After suffocating Irene in her hospital bed, Mary is left with a babysitter, who she and Vita strangle and crush under a bookcase for daring to ask the girl to maybe take a nap and not make herself sick eating cookies. Mickey and Ryan arrive, and while Ryan attempts to help the elderly babysitter, Mickey goes and tries to take the doll back from Mary, who has gone to a nearby park. Vita animates various pieces of playground equipment in a half-hearted attempt to kill Mickey, but is ultimately defeated when Ryan arrives and pushes Mary off the merry-go-round, ending her murder spree and recovering the doll. Mickey, Ryan and Jack now begin the long process of recovering all the cursed antiques they and Lewis have sold.

As first episodes go, this is a little long on exposition, and a little slow to introduce characters. That’s probably to be expected, but what it means is that we have to pretty much accept that both Ryan and Mickey are so quick to accept that, no, the devil and magic are literally real. The choice of an evil doll makes sense as well for a first episode, as it’s a horror staple, and they largely limit Vita’s actions to telekinetic activities to get around the fact that, while creepy, dolls are never really all that scary. The limits and nature of the cursed antiques aren’t really explored here, either, but the suggestion that the antiques need to be owned by the right person to really do their worst is suggested, as despite the attempts to convince us otherwise, Mary is quite clearly easily inclined to casual murder already.

A Very Robey 80s

*Warehouse 13? Never heard of it…

Comments Comments Off

The Klarkash-Ton Cycle, 2008, Clark Ashton Smith, Robert M. Price ed.
I can never decide if Smith’s influence on the Lovecraft mythos is an inspiring story on how fans can influence the things they love or a cautionary tale on how fans can influence the things they love.

Comments Comments Off

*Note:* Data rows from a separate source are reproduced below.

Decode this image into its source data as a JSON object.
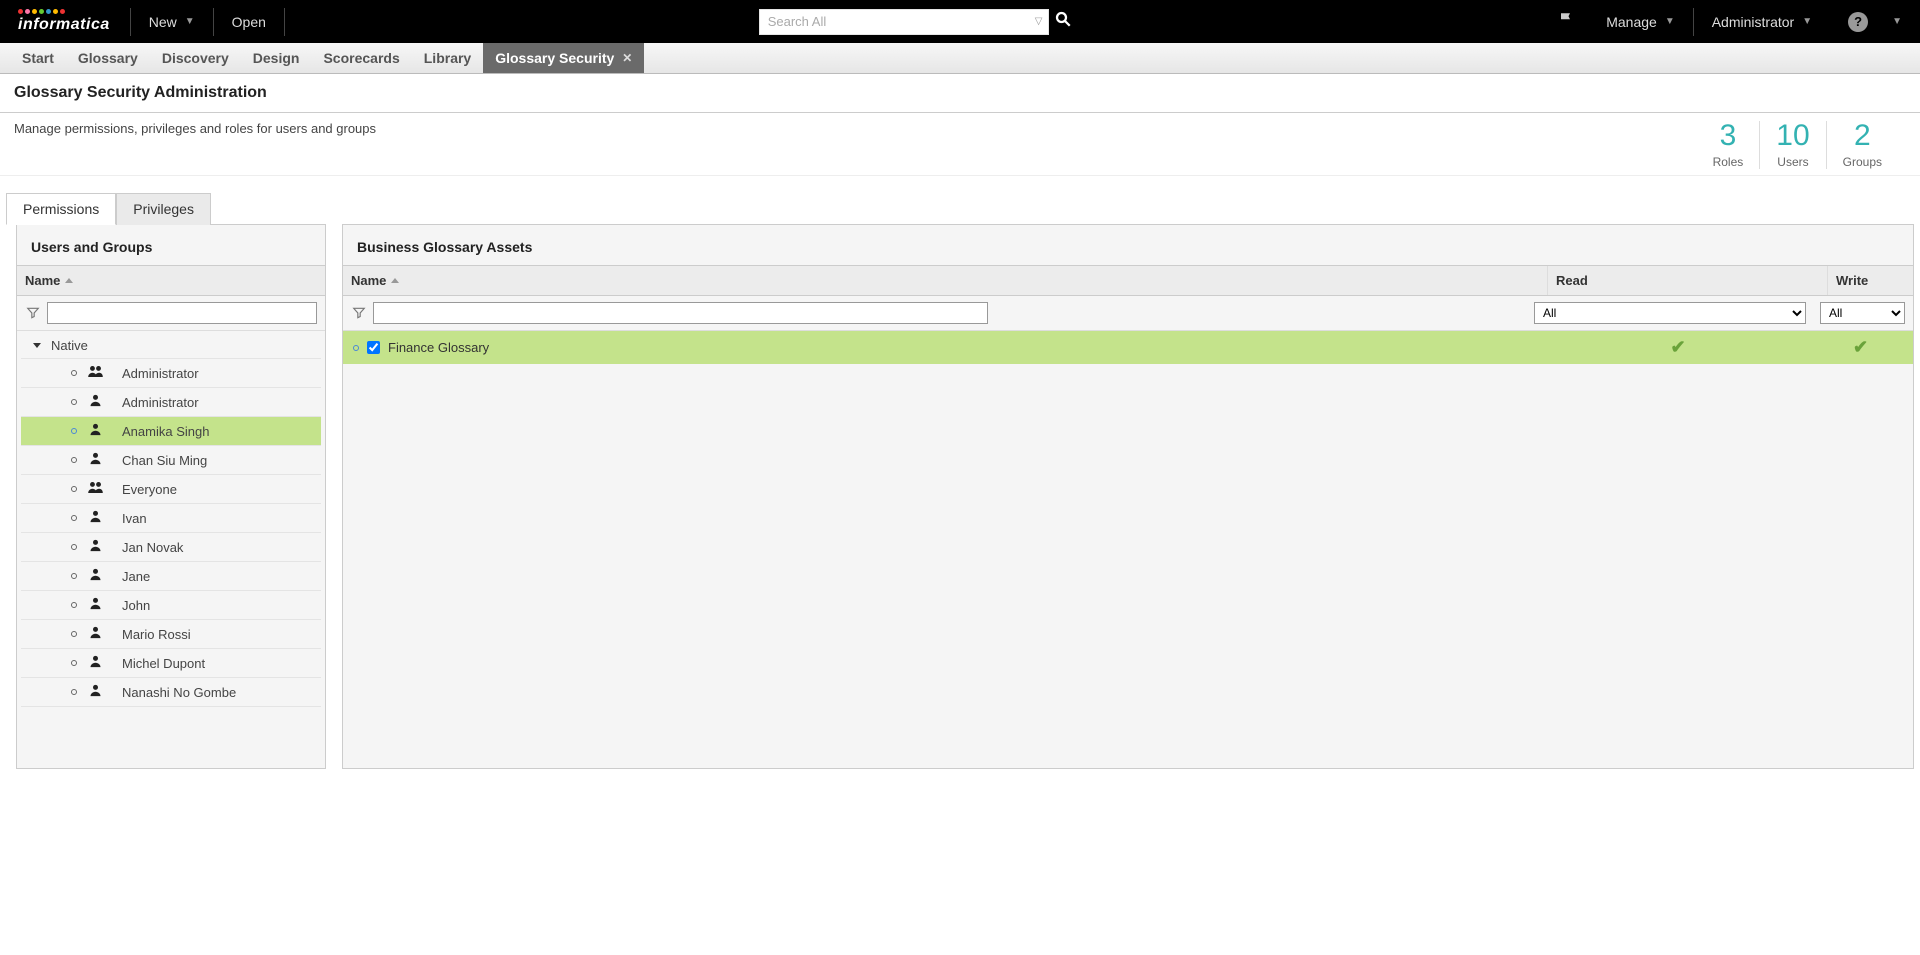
{
  "top": {
    "new": "New",
    "open": "Open",
    "search_placeholder": "Search All",
    "manage": "Manage",
    "user": "Administrator"
  },
  "nav": {
    "tabs": [
      "Start",
      "Glossary",
      "Discovery",
      "Design",
      "Scorecards",
      "Library",
      "Glossary Security"
    ],
    "active_index": 6
  },
  "header": {
    "title": "Glossary Security Administration",
    "desc": "Manage permissions, privileges and roles for users and groups"
  },
  "counts": [
    {
      "num": "3",
      "label": "Roles"
    },
    {
      "num": "10",
      "label": "Users"
    },
    {
      "num": "2",
      "label": "Groups"
    }
  ],
  "subtabs": [
    "Permissions",
    "Privileges"
  ],
  "subtab_active": 0,
  "left": {
    "title": "Users and Groups",
    "col": "Name",
    "group": "Native",
    "users": [
      {
        "name": "Administrator",
        "type": "group"
      },
      {
        "name": "Administrator",
        "type": "user"
      },
      {
        "name": "Anamika Singh",
        "type": "user",
        "selected": true
      },
      {
        "name": "Chan Siu Ming",
        "type": "user"
      },
      {
        "name": "Everyone",
        "type": "group"
      },
      {
        "name": "Ivan",
        "type": "user"
      },
      {
        "name": "Jan Novak",
        "type": "user"
      },
      {
        "name": "Jane",
        "type": "user"
      },
      {
        "name": "John",
        "type": "user"
      },
      {
        "name": "Mario Rossi",
        "type": "user"
      },
      {
        "name": "Michel Dupont",
        "type": "user"
      },
      {
        "name": "Nanashi No Gombe",
        "type": "user"
      }
    ]
  },
  "right": {
    "title": "Business Glossary Assets",
    "cols": {
      "name": "Name",
      "read": "Read",
      "write": "Write"
    },
    "filter_all": "All",
    "rows": [
      {
        "name": "Finance Glossary",
        "checked": true,
        "read": true,
        "write": true
      }
    ]
  }
}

Once On A Time, 1988 ed, A.A. Milne
Did you know Milne wrote an unbearably twee “well, I guess that’s technically a joke” humorous fantasy novel?
Well, now you do.

Comments Comments Off

Solomon Kane, 1995, Robert E. Howard
From a semiotic perspective, it’s rare to find a book cover that so perfectly captures all the problematic elements of an author’s work.

Comments Comments Off

© 2012 Dorian Wright Some Images © Their Respective Copyright Holders